As Seahawks cornerback Richard Sherman said last week, “perception is reality.”
“There are people who swear to me that the Patriots taped our practice down in Houston during Super Bowl week,” Hurney said on his radio show in Charlotte. “I can’t prove it. I don’t know. And I hate talking like this because I feel like a bad loser, but it just gnaws at you, and this latest incident brings it back up.”
Former Rams quarterback Kurt Warner, who lost to the Patriots in Super Bowl XXXVI, has his doubts as well.
“By putting himself and his team outside the lines, you’re always going to bring in that little bit of doubt on how much did that help him?” he said.
But one theme seemed to ring true last week no matter how you feel about Belichick and his legacy — much of this latest incident has to do with the hatred and jealousy of Belichick and the Patriots.

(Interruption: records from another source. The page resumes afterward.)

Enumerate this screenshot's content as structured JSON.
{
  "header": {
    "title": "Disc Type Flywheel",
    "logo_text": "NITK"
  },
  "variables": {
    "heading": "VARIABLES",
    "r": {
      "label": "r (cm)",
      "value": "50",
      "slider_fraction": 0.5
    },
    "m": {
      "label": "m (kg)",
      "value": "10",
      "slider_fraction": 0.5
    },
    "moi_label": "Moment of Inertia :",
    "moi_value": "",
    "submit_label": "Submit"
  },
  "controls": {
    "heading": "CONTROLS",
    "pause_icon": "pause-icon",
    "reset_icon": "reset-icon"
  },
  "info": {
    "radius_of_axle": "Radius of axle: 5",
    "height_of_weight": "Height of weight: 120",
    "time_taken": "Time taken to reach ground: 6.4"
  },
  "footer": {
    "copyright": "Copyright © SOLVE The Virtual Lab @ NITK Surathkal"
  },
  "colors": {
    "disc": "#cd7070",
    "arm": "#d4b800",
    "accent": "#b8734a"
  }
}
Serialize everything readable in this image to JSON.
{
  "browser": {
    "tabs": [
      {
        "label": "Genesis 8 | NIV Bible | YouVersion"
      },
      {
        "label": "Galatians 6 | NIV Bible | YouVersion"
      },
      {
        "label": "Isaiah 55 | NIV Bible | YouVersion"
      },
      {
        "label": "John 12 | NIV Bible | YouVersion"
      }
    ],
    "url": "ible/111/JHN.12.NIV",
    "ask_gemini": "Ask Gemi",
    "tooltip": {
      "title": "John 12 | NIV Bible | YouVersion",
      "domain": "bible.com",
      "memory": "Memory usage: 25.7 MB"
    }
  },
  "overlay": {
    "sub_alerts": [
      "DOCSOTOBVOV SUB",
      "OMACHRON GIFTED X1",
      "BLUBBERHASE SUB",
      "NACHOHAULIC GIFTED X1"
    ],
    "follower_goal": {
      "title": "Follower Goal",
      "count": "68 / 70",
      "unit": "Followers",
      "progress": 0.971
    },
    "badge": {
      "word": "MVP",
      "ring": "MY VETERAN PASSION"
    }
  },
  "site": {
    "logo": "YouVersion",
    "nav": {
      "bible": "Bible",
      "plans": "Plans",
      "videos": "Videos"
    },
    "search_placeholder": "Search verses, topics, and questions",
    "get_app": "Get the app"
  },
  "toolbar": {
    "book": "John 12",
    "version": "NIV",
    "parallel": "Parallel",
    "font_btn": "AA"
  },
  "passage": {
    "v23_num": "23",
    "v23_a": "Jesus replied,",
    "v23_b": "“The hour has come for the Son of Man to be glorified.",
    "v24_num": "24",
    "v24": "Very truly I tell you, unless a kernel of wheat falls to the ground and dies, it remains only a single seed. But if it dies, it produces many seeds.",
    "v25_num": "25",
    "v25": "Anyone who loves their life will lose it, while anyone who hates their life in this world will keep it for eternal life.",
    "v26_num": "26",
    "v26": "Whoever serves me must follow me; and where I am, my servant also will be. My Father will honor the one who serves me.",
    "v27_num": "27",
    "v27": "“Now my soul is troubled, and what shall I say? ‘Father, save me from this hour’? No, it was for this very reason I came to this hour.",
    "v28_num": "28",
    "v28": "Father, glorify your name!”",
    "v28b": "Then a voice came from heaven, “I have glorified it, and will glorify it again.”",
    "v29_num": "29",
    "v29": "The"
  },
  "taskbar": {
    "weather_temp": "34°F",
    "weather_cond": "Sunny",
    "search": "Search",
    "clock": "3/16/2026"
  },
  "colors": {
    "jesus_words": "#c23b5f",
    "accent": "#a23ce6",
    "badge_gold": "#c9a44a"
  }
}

“My first thought was, how much success does it take to be so hated, and instantly so guilty?” said Brown, who played on the 2007 Patriots during the SpyGate incident. “This story is really about the Patriots’ success. If we’re talking about the Oakland Raiders, this is no story. Could they have overstepped the line? Sure. I’m not ready to proclaim innocence or guilt. But we’re talking about an accepted practice, just as SpyGate was an accepted practice.”
He really cares
Belichick projects an image of indifference and nonconformity, but some of those who know Belichick best believe that he cares about his legacy — or certainly will care when it’s all said and done — and doesn’t want the cheating angle attached to his epitaph. No one cares more about NFL history than Belichick, after all.
“Yeah, I think it does bother him if the perception of him is a negative one,” Kirwan said.
“He’s a lot more human being than everybody sees him,” Brandt added.
Belichick’s detractors also point out that he hasn’t won a Super Bowl since SpyGate. A win over the Seahawks certainly could erase some of the doubters, but Kirwan doesn’t see it that way.
“I don’t think his legacy is affected if he loses this game,” he said. “I think he’s going to the Hall of Fame, and if he’s not a first ballot, then shame on the voters.”